» Dataset excerpts:
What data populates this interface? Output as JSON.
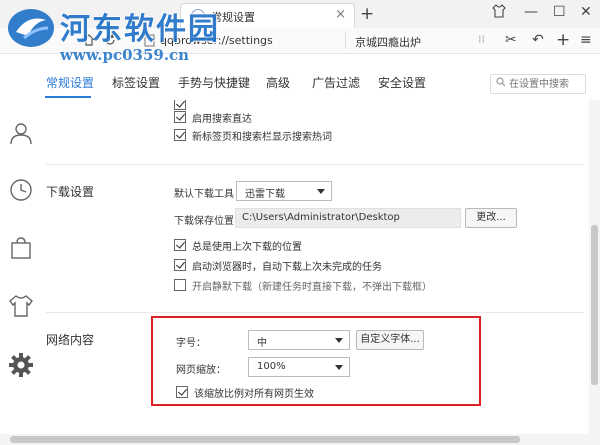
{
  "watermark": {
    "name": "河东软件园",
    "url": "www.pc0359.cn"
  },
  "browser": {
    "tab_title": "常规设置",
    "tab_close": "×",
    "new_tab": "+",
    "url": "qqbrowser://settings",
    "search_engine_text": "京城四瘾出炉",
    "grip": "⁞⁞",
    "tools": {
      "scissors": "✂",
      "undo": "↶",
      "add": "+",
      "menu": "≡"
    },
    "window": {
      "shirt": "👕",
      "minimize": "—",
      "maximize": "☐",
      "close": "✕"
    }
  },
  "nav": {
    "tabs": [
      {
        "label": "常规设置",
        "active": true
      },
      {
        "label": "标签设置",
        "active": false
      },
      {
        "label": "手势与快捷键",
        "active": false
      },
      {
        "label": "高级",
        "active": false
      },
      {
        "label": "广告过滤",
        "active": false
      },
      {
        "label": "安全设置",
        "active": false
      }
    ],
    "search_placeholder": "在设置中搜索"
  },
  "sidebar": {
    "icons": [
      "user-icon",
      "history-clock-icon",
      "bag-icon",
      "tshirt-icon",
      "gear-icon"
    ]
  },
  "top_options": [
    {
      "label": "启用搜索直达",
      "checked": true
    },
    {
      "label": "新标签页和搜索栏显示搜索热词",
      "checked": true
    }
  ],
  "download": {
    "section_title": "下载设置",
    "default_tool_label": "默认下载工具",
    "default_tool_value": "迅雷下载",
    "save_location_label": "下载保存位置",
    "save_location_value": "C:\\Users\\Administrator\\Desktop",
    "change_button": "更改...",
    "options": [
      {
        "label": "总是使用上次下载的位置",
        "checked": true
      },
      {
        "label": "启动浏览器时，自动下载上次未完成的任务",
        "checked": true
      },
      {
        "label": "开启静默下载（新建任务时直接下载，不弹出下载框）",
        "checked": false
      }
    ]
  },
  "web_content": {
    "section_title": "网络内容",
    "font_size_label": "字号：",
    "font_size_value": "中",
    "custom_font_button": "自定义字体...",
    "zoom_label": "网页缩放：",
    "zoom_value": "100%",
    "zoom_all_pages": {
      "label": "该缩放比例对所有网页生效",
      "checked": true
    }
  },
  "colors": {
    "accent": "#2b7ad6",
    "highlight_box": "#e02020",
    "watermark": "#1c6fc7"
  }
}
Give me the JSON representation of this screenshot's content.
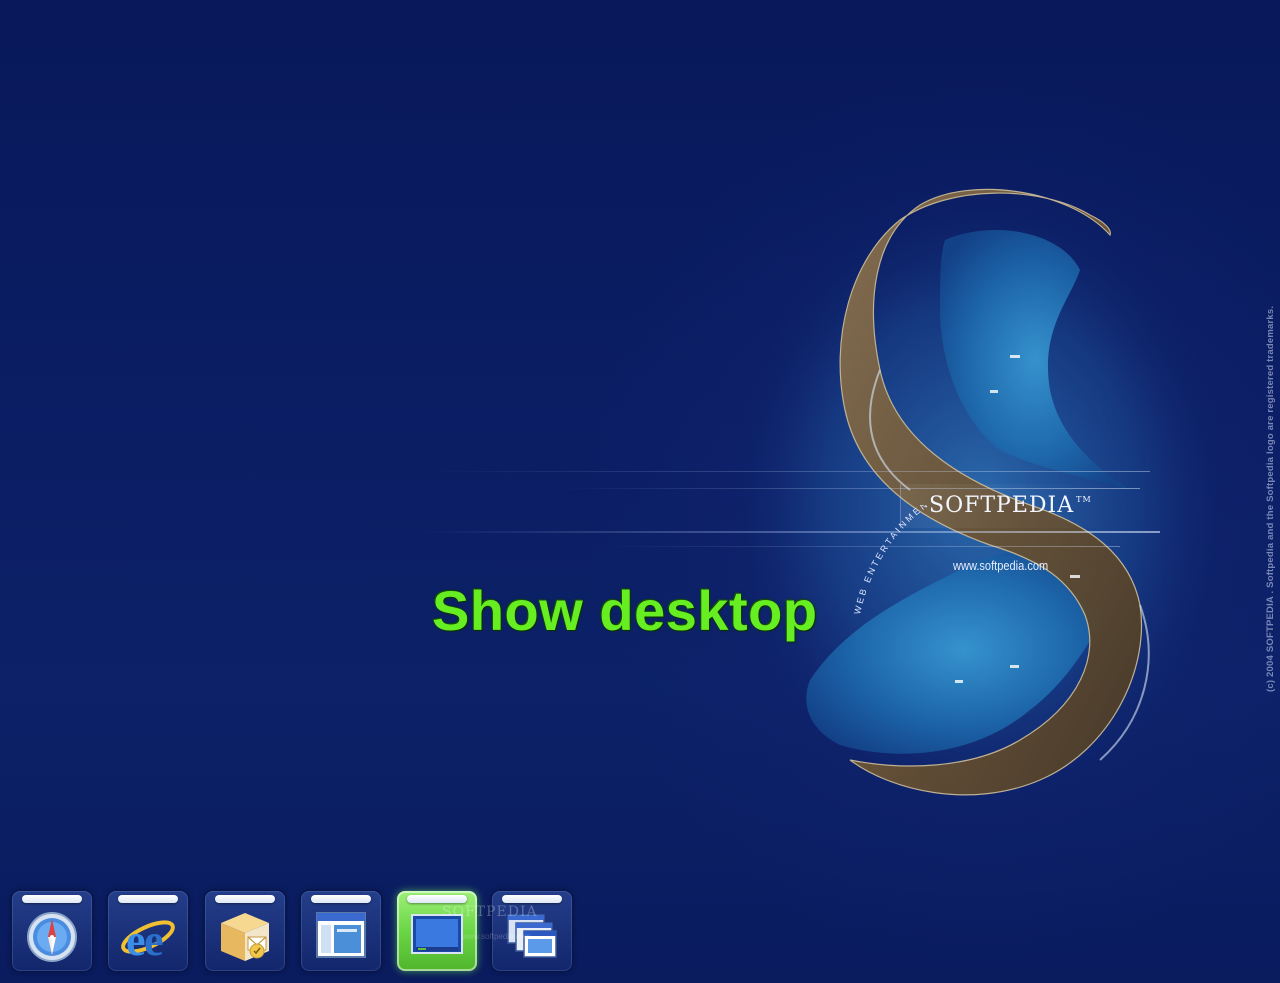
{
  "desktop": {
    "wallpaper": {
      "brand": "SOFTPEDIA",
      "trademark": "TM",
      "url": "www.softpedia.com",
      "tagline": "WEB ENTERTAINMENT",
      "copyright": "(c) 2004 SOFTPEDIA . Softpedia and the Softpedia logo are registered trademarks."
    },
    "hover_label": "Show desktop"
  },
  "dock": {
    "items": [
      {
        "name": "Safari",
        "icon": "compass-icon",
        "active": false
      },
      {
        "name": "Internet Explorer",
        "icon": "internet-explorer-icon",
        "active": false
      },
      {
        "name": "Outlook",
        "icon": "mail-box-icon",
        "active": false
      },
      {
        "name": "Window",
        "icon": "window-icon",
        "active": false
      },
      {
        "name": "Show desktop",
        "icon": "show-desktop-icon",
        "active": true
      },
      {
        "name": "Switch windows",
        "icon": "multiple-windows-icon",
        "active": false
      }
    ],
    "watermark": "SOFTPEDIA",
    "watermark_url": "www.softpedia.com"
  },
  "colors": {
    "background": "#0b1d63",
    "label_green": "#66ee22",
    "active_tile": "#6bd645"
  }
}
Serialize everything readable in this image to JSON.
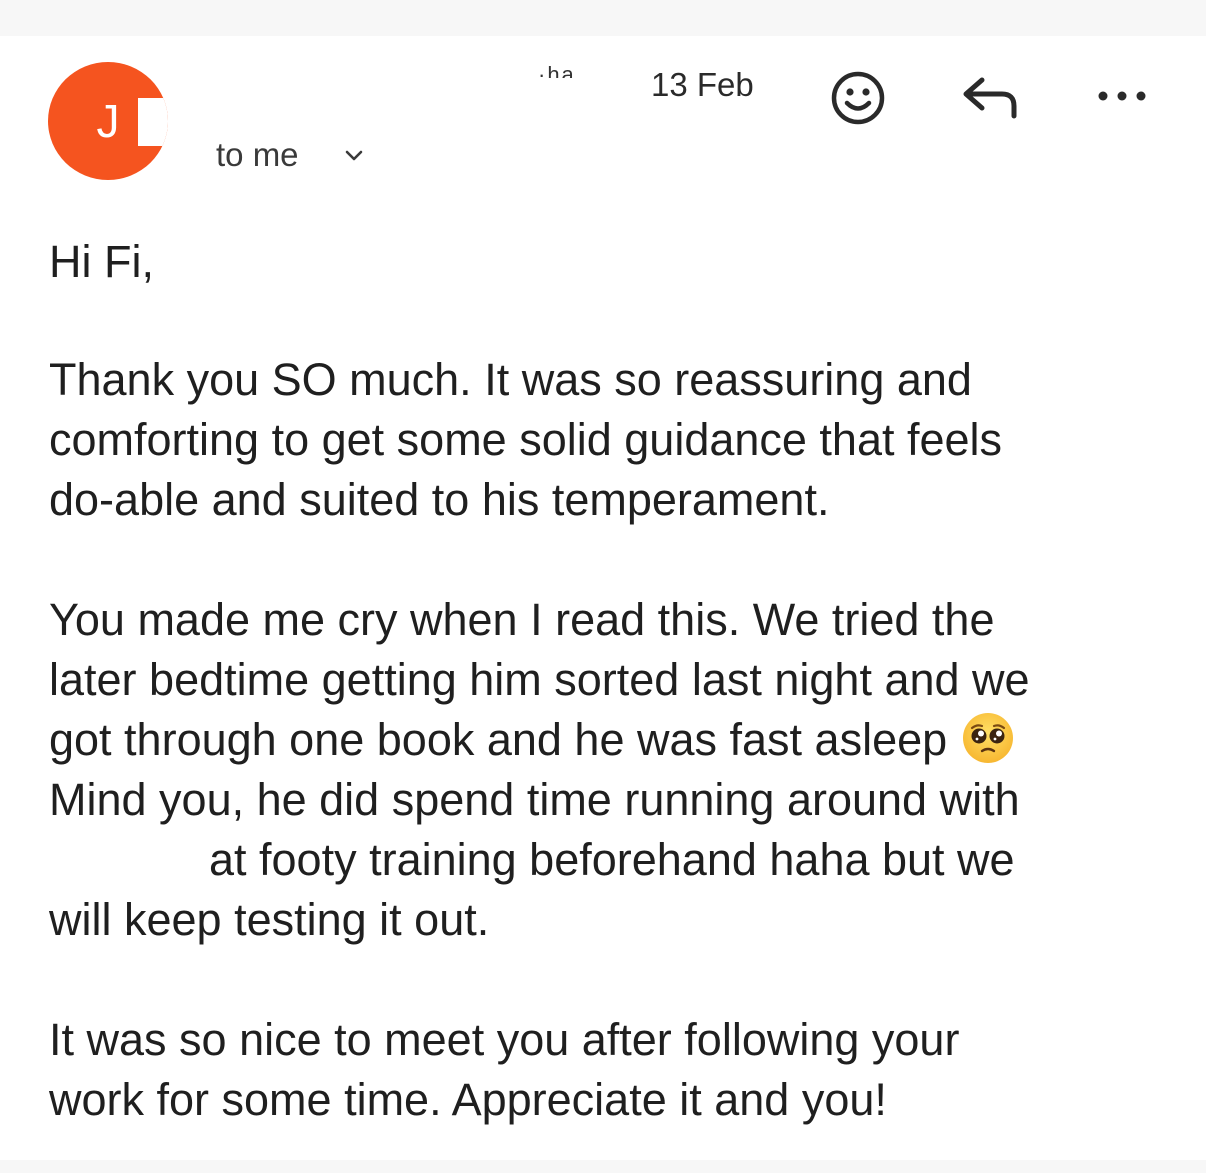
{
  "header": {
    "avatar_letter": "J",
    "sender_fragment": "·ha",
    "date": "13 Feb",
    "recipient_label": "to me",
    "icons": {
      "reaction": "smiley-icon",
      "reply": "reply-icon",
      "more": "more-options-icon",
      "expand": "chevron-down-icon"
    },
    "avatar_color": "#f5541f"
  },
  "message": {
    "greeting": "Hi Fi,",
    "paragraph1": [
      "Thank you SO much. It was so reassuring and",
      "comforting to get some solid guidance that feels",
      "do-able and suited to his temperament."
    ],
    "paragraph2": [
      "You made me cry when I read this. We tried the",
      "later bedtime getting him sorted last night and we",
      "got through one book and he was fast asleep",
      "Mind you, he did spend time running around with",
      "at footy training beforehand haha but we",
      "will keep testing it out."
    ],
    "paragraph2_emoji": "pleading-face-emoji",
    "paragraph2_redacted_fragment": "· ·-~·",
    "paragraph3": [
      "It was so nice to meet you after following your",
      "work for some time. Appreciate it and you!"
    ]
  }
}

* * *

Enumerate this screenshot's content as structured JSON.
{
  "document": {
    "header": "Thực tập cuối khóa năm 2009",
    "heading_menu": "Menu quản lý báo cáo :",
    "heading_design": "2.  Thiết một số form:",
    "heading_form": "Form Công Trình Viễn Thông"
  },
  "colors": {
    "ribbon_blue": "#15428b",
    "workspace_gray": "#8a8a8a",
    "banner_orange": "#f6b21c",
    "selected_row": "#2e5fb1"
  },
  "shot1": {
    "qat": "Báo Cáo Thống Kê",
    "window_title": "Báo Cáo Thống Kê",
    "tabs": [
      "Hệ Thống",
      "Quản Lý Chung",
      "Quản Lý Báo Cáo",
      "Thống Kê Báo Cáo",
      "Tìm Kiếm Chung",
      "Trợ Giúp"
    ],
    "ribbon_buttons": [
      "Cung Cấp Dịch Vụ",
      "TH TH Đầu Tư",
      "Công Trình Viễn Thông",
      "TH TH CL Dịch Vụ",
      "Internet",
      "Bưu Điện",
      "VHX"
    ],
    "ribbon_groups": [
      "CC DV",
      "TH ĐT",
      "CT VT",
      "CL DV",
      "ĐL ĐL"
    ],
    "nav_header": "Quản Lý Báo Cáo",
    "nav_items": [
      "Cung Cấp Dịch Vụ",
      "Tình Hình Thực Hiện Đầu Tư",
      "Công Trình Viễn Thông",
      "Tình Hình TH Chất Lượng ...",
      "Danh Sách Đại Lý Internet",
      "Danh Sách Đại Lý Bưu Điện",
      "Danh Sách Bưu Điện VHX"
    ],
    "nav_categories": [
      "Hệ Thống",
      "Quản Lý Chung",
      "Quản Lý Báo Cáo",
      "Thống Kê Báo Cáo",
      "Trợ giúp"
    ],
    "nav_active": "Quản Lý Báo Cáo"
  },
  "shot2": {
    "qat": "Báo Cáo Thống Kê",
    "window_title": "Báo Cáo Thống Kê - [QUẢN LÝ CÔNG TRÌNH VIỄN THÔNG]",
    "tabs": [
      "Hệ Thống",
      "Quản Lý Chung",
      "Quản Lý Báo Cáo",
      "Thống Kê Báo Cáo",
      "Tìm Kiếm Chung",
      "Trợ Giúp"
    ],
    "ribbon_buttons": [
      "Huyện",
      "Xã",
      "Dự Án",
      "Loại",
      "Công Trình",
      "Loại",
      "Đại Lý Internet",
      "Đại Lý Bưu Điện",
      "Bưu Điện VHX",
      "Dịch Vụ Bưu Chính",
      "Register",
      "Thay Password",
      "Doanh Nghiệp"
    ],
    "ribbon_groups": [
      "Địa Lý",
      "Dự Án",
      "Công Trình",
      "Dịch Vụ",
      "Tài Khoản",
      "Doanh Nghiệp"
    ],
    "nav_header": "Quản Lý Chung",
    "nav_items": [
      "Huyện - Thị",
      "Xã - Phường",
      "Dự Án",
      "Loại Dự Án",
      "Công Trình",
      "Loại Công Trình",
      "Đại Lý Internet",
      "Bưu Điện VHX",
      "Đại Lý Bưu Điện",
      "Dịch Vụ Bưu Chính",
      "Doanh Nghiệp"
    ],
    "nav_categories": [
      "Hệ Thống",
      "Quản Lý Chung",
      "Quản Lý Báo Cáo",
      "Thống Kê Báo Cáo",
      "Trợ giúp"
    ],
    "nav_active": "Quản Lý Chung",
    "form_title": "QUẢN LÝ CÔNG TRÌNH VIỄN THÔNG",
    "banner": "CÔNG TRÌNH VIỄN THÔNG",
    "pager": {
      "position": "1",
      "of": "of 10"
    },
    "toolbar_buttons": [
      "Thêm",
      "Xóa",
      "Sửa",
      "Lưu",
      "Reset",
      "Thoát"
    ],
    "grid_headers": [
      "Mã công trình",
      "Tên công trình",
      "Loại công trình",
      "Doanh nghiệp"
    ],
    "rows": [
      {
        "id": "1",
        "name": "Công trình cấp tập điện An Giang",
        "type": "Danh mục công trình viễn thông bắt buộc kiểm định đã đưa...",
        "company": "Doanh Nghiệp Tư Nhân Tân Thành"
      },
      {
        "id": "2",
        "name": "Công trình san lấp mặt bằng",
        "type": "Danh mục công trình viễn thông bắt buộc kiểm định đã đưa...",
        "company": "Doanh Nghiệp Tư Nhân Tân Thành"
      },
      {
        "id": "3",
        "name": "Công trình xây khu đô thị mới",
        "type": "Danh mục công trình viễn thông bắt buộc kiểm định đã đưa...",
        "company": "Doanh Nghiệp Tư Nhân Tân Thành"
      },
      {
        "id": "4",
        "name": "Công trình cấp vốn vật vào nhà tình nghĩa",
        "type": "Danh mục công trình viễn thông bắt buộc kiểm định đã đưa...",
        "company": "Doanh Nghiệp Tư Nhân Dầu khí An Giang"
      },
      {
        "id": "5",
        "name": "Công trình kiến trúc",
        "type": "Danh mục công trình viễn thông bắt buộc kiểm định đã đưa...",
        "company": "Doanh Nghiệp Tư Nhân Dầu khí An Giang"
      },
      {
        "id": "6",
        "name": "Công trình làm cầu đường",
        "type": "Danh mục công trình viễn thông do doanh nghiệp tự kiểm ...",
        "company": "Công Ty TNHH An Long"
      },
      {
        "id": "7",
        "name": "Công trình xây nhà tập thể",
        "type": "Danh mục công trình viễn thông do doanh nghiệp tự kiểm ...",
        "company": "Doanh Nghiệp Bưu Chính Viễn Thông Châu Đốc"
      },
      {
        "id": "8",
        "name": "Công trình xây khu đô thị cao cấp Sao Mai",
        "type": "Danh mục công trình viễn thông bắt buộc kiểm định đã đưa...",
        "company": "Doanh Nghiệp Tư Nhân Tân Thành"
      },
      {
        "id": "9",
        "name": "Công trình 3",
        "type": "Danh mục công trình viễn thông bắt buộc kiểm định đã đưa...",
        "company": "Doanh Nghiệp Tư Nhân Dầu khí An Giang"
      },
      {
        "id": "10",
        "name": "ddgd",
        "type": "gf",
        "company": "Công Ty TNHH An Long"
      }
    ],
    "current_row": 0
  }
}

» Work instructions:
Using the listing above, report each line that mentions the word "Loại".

» Written reply:
      "Loại",
      "Loại",
      "Loại Dự Án",
      "Loại Công Trình",
      "Loại công trình",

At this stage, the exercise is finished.